By Jacqueline Emigh | Wednesday, January 5, 2011 at 3:34 pm
Wednesday is Press Day here at CES, a day when major consumer electronics players like LG, Netgear and Intel traditionally make big announcements in advance of the full show that starts tomorrow. If there’s an underlying message here in Las Vegas so far, it’s that companies are getting the word that consumers want to view more content–whether Hollywood- or user-generated–from and over the Internet, on devices ranging from TVs to PCs and smartphones.
In delivering a roadmap of LG’s TV plans for 2011 today, Tim Alessi, LG’s director of new product development for home electronics, listed “more content to watch” – together with connectivity to home networks and easier-to-use 3D TV – as the three key linchpins for the year ahead.
Beyond announcing 31 new TVs from LG, Alessi cited an expansion of LG’s existing partnership with Netflix and impending pacts with Web services like Vudu, YouTube and Amazon Watch Instantly for Web-based content that will flow to TVs.
At another press conference just minutes later, Netgear announced four new home routers capable of delivering streaming video through Wi-Fi wireless networks or Powerline-enabled electrical wiring to tablets and other gadgets throughout a house.
An hour or two later, Netgear and Verizon unveiled a “4G Mobile Broadband” router for bridging video-enabled home networks and smartphones connected to Verizon’s new 4G LTE mobile network.
Intel, for its part, rolled out dozens of new devices from PC partners–including all-in-one PCs, netbooks and tablets–to be built around its highly graphics- and video-capable new Sandy Bridge chip architecture.
Consumers will use the Sandy Bridge devices to both view and create multimedia content, predicted Mooly Eden, head of Intel’s PC Client Group, at another CES Press Day event.
It’s a myth that consumers don’t want to create, according to Eden. “People like to be innovators” he said.
“It’s in our blood.

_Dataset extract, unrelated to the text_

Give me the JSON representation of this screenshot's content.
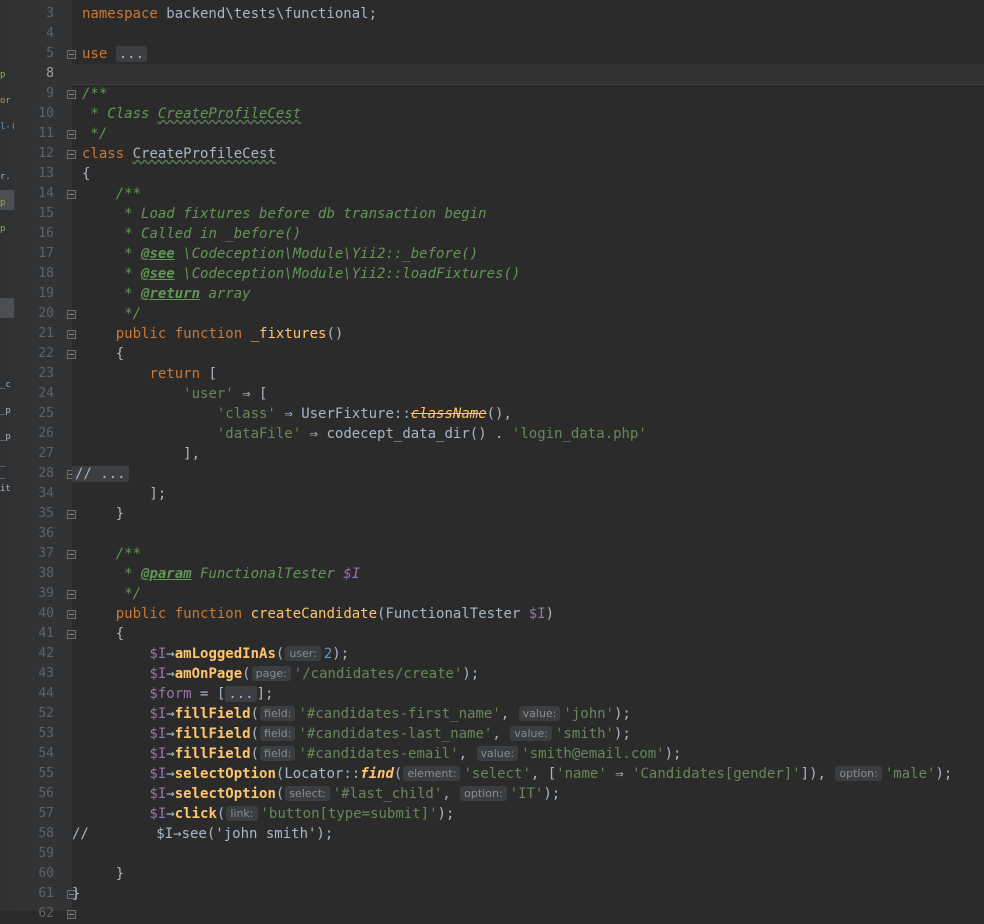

It’s what we like to do.” On New Year’s Day alone, PC users uploaded 750 million of theit own photos just to FaceBook, Eden noted.
The Sandy Bridge-enabled devices will also come with “Intel Insider” a new capability for secure (ie, copy-protected) delivery of just released HD and 3D movies to PCs.
Warner Brothers, Fox and Best Buy’s CinemaNow Web-based content delivery system have already signed on, with many more “Intel Insider” partners–including movie production house Dreamworks–said to be following later this year.